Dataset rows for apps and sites
[Start of Attachment]

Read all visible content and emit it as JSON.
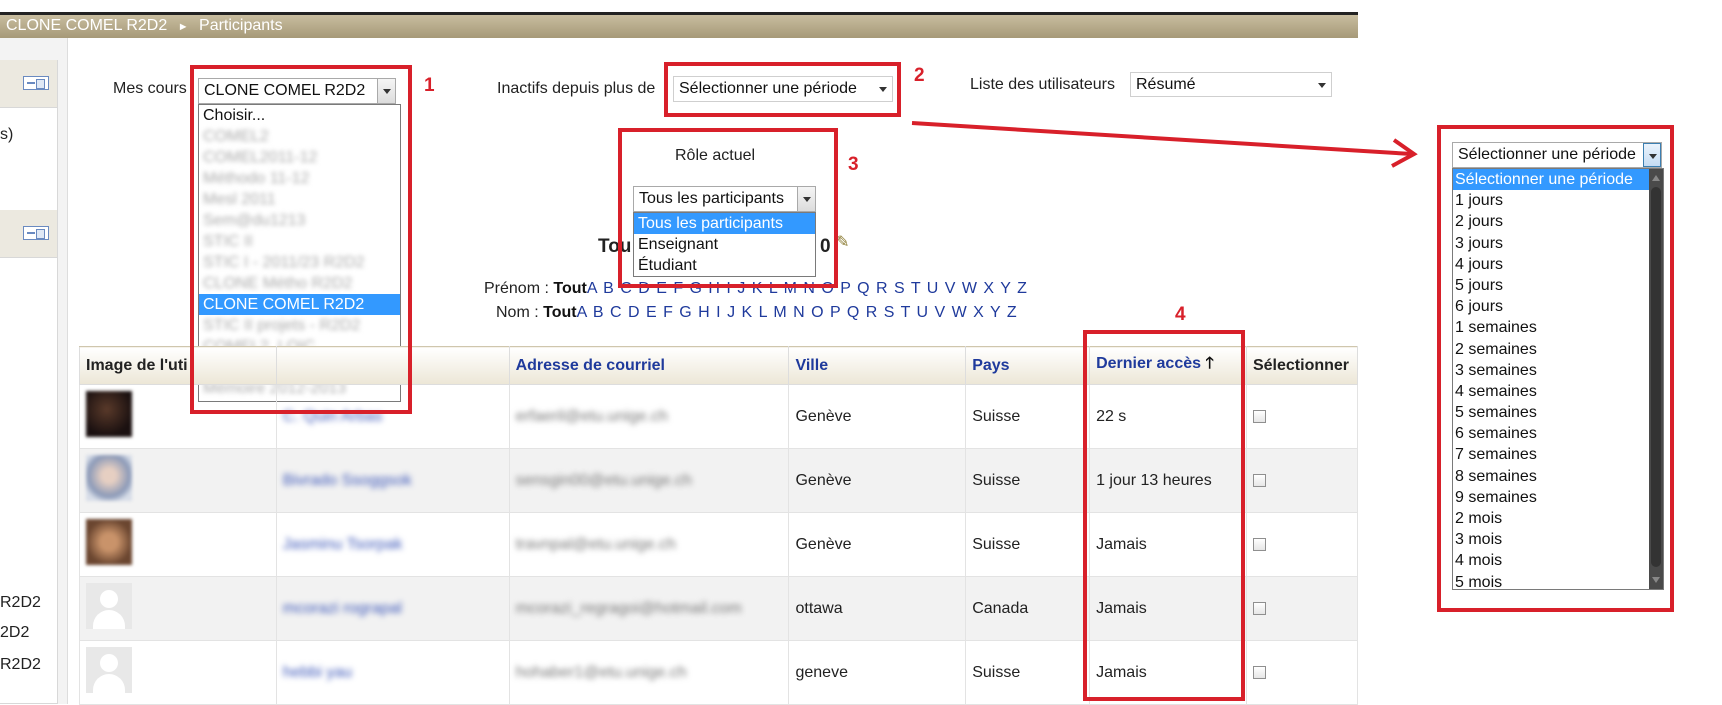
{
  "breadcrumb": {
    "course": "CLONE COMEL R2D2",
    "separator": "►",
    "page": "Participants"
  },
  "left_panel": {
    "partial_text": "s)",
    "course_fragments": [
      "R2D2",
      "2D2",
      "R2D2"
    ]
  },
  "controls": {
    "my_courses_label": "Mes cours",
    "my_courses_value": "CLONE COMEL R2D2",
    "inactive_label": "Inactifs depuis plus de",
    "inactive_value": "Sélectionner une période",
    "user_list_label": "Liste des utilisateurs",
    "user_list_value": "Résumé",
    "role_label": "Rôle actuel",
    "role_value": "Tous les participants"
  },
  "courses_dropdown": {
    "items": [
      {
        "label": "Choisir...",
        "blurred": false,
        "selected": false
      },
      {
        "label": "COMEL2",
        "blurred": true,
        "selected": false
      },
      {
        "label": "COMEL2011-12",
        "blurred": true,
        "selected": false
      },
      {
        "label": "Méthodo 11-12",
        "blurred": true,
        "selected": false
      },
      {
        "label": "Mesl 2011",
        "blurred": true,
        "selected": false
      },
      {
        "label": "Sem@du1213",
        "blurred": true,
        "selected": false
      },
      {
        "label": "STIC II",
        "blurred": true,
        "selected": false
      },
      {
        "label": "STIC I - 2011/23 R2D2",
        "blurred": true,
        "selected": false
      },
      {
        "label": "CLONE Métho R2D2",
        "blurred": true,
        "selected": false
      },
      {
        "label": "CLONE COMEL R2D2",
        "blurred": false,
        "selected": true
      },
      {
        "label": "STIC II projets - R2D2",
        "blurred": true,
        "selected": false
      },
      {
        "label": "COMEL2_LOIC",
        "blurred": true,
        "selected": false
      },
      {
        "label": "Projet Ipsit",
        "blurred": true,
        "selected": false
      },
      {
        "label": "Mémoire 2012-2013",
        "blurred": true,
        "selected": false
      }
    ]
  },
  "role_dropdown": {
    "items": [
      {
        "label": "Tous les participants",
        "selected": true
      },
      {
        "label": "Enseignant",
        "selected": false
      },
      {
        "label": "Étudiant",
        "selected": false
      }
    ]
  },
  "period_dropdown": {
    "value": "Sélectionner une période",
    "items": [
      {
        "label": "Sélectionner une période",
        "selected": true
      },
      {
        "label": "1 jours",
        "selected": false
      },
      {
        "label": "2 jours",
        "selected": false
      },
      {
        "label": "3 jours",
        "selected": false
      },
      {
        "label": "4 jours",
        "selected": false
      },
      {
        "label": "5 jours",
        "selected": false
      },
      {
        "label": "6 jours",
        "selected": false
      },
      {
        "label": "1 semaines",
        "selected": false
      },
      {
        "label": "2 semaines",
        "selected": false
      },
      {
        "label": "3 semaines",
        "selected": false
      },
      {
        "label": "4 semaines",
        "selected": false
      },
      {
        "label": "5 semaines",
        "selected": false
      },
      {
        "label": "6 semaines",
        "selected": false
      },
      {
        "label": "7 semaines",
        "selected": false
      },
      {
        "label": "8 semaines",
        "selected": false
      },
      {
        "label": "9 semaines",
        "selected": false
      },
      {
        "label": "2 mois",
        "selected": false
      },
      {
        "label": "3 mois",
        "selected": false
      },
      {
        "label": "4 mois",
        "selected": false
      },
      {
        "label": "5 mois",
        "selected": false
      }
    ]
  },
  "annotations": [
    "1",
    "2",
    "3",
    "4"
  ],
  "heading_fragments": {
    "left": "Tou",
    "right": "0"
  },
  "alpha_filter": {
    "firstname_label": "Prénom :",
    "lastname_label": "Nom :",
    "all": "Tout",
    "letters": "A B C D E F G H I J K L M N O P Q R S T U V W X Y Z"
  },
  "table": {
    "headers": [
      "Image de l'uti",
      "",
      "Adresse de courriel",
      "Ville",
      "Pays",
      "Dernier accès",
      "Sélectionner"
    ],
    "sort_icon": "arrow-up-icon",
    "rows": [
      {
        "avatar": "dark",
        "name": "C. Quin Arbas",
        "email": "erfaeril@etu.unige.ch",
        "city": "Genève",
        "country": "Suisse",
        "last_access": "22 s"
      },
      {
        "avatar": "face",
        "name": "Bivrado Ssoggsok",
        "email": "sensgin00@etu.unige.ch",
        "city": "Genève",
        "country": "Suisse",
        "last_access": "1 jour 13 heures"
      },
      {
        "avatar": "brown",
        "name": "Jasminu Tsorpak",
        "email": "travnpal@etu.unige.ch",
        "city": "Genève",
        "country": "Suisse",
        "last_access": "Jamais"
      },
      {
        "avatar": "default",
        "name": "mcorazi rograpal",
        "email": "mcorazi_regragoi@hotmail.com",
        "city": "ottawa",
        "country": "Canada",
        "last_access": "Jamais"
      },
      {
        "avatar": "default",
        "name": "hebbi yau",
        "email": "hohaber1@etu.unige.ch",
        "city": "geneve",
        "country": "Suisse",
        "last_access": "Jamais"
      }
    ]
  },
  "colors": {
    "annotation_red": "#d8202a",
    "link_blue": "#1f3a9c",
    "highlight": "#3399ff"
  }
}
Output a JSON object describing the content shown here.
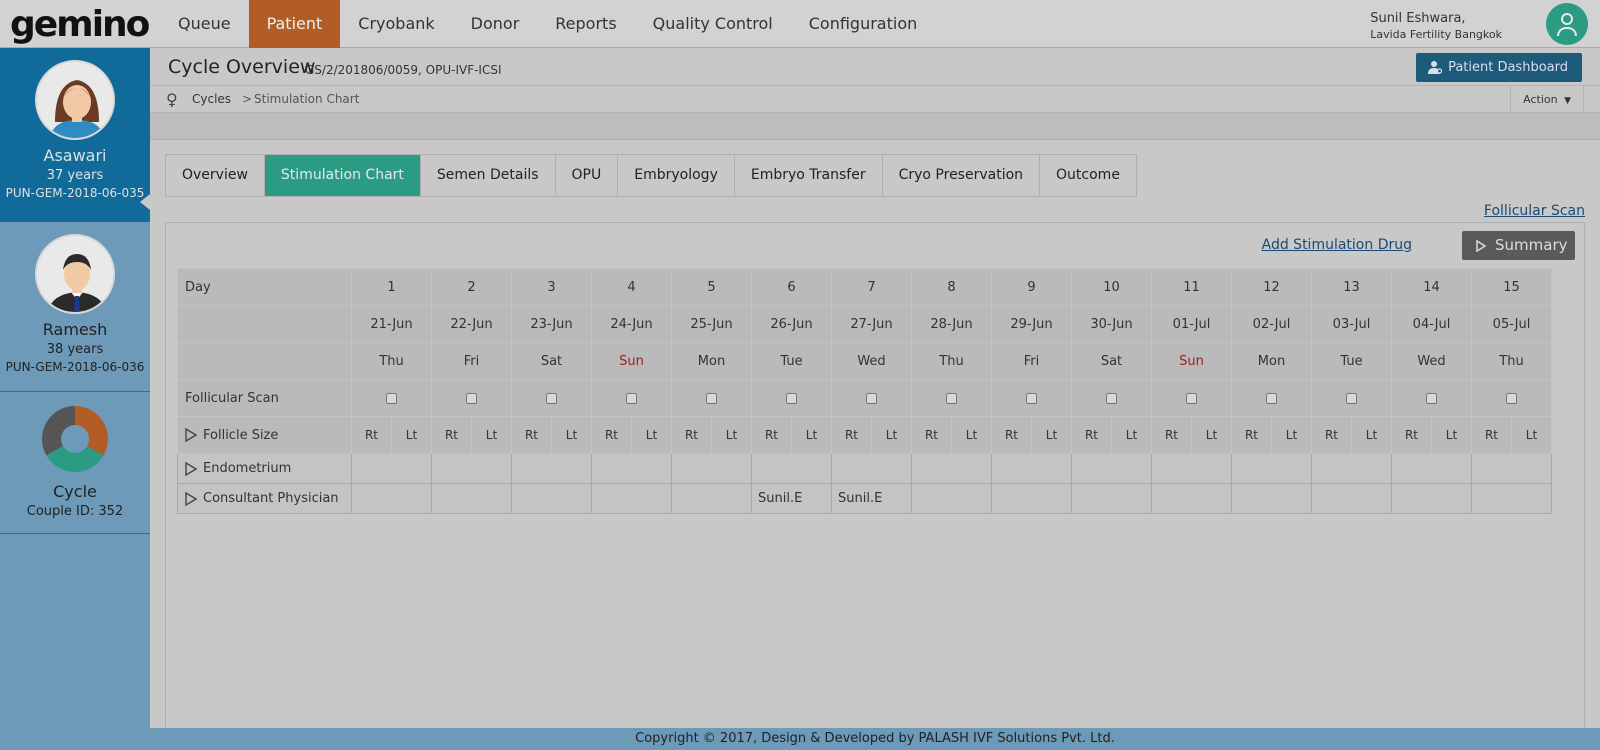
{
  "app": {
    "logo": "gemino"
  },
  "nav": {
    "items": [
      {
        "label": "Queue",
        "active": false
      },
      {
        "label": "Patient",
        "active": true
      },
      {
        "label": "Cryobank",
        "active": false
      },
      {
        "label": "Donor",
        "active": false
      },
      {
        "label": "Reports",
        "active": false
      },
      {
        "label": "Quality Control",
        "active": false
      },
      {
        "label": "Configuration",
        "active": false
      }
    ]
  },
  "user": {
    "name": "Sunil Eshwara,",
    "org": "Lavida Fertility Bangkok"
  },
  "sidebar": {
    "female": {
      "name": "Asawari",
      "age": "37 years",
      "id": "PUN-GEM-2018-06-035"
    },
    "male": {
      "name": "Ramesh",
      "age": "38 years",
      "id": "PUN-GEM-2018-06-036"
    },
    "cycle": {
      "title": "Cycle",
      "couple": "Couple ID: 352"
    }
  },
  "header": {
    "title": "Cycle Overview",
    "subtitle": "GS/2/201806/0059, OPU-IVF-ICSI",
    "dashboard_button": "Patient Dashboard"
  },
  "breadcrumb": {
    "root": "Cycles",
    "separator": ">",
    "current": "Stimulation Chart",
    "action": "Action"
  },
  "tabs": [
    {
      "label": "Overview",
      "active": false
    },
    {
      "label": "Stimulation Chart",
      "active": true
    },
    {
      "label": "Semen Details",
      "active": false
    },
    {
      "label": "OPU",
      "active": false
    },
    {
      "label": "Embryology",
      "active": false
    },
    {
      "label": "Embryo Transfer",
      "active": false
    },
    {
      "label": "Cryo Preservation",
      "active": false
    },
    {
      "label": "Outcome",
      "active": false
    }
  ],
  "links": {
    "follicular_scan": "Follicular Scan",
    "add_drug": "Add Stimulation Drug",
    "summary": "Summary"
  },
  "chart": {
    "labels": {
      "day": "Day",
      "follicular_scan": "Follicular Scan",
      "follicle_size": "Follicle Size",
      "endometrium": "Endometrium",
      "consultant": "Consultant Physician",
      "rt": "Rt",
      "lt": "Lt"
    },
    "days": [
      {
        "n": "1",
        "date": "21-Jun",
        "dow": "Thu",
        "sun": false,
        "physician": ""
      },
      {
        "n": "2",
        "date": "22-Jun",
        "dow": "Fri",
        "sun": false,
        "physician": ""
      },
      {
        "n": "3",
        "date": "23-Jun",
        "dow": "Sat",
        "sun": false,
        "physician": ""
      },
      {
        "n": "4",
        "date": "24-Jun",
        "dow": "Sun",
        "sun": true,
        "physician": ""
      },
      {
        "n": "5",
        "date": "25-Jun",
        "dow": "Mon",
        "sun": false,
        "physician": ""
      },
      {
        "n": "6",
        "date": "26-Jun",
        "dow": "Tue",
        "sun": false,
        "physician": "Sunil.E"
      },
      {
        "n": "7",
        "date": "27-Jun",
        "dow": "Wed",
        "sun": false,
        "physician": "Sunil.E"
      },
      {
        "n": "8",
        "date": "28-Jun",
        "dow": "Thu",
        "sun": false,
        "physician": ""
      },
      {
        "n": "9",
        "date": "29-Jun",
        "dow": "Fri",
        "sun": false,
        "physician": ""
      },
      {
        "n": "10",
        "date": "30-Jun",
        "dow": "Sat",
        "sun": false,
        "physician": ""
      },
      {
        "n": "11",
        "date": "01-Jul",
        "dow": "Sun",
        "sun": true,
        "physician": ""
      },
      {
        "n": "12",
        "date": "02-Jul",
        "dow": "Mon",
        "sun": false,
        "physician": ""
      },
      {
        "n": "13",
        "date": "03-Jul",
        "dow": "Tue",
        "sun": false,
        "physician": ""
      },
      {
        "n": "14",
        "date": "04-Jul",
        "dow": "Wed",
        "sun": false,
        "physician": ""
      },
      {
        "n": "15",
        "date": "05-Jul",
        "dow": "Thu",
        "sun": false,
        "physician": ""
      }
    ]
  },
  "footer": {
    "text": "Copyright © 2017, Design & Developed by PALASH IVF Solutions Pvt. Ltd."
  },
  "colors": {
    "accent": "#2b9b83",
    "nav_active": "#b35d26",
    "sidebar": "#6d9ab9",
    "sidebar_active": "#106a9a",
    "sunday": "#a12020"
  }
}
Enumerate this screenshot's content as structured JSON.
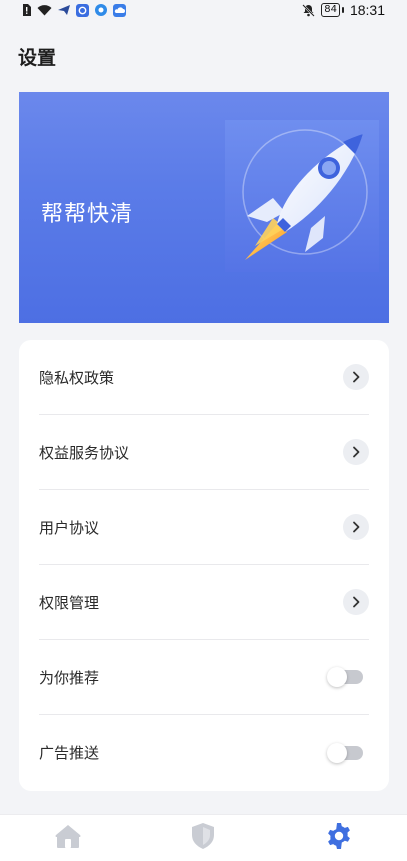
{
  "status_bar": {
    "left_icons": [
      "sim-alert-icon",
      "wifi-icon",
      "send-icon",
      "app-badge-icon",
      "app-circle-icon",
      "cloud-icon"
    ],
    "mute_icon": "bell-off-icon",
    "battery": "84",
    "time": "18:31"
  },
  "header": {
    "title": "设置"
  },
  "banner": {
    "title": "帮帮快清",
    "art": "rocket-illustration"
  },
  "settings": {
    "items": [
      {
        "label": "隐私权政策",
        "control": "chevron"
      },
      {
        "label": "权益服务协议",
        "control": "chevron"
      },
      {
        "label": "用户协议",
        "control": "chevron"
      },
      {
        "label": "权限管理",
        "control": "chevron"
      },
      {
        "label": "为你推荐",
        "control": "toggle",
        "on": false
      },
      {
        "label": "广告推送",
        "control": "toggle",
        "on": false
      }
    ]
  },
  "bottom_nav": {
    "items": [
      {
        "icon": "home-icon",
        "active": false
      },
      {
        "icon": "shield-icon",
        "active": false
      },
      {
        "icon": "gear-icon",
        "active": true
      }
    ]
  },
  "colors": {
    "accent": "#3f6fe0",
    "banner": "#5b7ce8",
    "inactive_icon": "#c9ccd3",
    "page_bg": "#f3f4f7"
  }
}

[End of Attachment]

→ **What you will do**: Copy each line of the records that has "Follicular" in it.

→ **Task response**:
    "follicular_scan": "Follicular Scan",
      "follicular_scan": "Follicular Scan",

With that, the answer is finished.